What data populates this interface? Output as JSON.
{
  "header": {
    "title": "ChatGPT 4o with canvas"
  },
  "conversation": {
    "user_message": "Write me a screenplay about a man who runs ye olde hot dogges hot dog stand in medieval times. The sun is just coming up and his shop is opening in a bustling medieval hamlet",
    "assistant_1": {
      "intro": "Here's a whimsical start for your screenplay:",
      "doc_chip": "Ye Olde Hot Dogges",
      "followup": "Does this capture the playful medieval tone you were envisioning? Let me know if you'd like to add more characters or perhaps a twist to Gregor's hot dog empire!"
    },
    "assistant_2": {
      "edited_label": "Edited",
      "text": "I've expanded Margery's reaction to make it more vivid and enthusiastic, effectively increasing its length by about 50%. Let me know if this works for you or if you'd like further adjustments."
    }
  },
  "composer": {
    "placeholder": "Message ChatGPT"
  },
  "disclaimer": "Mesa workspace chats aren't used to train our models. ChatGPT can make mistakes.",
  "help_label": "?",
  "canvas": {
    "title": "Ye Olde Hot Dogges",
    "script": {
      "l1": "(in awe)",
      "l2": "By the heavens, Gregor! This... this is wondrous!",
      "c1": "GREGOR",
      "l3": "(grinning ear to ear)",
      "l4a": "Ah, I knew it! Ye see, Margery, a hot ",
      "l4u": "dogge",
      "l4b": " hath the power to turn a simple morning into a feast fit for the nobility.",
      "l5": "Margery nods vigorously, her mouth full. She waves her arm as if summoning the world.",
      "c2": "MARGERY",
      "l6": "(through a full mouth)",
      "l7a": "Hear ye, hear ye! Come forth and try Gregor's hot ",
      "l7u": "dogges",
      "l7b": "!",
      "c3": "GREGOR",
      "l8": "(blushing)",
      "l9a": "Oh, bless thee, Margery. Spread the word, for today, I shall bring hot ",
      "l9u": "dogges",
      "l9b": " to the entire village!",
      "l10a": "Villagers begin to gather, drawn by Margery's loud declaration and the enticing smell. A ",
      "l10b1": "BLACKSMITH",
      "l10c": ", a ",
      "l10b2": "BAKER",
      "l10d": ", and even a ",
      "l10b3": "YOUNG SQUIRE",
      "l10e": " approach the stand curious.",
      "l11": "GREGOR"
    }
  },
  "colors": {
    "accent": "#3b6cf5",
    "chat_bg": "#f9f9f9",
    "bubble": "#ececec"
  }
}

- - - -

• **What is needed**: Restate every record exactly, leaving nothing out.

• **Written response**:
What data populates this interface? Output as JSON.
{
  "header": {
    "title": "ChatGPT 4o with canvas"
  },
  "conversation": {
    "user_message": "Write me a screenplay about a man who runs ye olde hot dogges hot dog stand in medieval times. The sun is just coming up and his shop is opening in a bustling medieval hamlet",
    "assistant_1": {
      "intro": "Here's a whimsical start for your screenplay:",
      "doc_chip": "Ye Olde Hot Dogges",
      "followup": "Does this capture the playful medieval tone you were envisioning? Let me know if you'd like to add more characters or perhaps a twist to Gregor's hot dog empire!"
    },
    "assistant_2": {
      "edited_label": "Edited",
      "text": "I've expanded Margery's reaction to make it more vivid and enthusiastic, effectively increasing its length by about 50%. Let me know if this works for you or if you'd like further adjustments."
    }
  },
  "composer": {
    "placeholder": "Message ChatGPT"
  },
  "disclaimer": "Mesa workspace chats aren't used to train our models. ChatGPT can make mistakes.",
  "help_label": "?",
  "canvas": {
    "title": "Ye Olde Hot Dogges",
    "script": {
      "l1": "(in awe)",
      "l2": "By the heavens, Gregor! This... this is wondrous!",
      "c1": "GREGOR",
      "l3": "(grinning ear to ear)",
      "l4a": "Ah, I knew it! Ye see, Margery, a hot ",
      "l4u": "dogge",
      "l4b": " hath the power to turn a simple morning into a feast fit for the nobility.",
      "l5": "Margery nods vigorously, her mouth full. She waves her arm as if summoning the world.",
      "c2": "MARGERY",
      "l6": "(through a full mouth)",
      "l7a": "Hear ye, hear ye! Come forth and try Gregor's hot ",
      "l7u": "dogges",
      "l7b": "!",
      "c3": "GREGOR",
      "l8": "(blushing)",
      "l9a": "Oh, bless thee, Margery. Spread the word, for today, I shall bring hot ",
      "l9u": "dogges",
      "l9b": " to the entire village!",
      "l10a": "Villagers begin to gather, drawn by Margery's loud declaration and the enticing smell. A ",
      "l10b1": "BLACKSMITH",
      "l10c": ", a ",
      "l10b2": "BAKER",
      "l10d": ", and even a ",
      "l10b3": "YOUNG SQUIRE",
      "l10e": " approach the stand curious.",
      "l11": "GREGOR"
    }
  },
  "colors": {
    "accent": "#3b6cf5",
    "chat_bg": "#f9f9f9",
    "bubble": "#ececec"
  }
}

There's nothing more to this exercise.